When exporting HTML from Infix PDF Editor, you can choose four different export formats:
● Simple HTML
● HTML 3
● HTML 4 with a cascading style sheet (CSS)
● HTML 4 without a cascading style sheet
Simple HTML will produce an output which should work in all web browsers, but images are not displayed inline on the page. The images are exported, but the page will appear as plain text with links to the images. The file is created with simple HTML tags, but you will lose a lot of the text formatting.
HTML 3 will export more styling and tags, and it supports inline images. This output type will also automatically include some metadata including author details and title information. HTML 3 is widely supported across most web browsers.

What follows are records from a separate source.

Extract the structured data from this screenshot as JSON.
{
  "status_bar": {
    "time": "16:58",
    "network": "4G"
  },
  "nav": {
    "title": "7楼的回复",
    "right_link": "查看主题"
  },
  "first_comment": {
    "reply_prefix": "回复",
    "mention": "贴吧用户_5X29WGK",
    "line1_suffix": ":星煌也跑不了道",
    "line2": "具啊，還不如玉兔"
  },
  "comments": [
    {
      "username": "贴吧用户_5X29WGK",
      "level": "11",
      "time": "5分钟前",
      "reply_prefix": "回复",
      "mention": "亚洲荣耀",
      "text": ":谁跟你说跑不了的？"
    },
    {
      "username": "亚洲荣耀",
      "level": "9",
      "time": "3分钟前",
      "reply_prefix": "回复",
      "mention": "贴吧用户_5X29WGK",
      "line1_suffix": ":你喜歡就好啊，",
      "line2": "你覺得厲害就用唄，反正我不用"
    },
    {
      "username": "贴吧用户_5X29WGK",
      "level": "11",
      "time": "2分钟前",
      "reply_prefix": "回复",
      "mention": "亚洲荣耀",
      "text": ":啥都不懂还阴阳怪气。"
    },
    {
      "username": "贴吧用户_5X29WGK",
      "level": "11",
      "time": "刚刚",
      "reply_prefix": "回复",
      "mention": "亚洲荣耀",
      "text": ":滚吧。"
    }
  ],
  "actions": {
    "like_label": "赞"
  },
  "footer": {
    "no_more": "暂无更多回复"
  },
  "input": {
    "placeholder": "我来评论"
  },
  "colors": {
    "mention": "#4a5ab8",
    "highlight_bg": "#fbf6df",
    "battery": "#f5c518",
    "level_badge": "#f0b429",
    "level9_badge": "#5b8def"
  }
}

HTML 4 is suitable for viewing in slightly more modern browsers. This format makes use of CSS to format the text and layout of the web page. You can choose to output HTML 4 with the CSS if you’d like to be able to adjust the page styling easily. If you prefer, you can export as a flat file with no separate CSS output.
Click File > Export > Pages As to start the export process. This displays the Export Pages Window which allows you to choose which part of the document you want to export.
Click Format to show the Export Format window. The export format window has four tabs which allow you to control how the PDF is exported.
The General tab allows you to define the export file type. There are a few file types available, but you need to tick Text Output and choose one of the HTML options in the drop down menu. Image Output will also export images in the PDF.
The Text tab is used to edit how the text flow and appearance is exported. The Try to preserve layout option here is particularly useful if we want the layout of the web page to be as close to the layout of the PDF as possible.
The Create a file for every page/article option here is also handy if you want your PDF to be split into multiple web pages, rather than fitting the entire content into a single web page.
The Image tab is used if you have ticked Image Output in the General tab.
The HTML tab controls the general appearance of the web page. This includes setting any headers or footers, the page background and navigation buttons.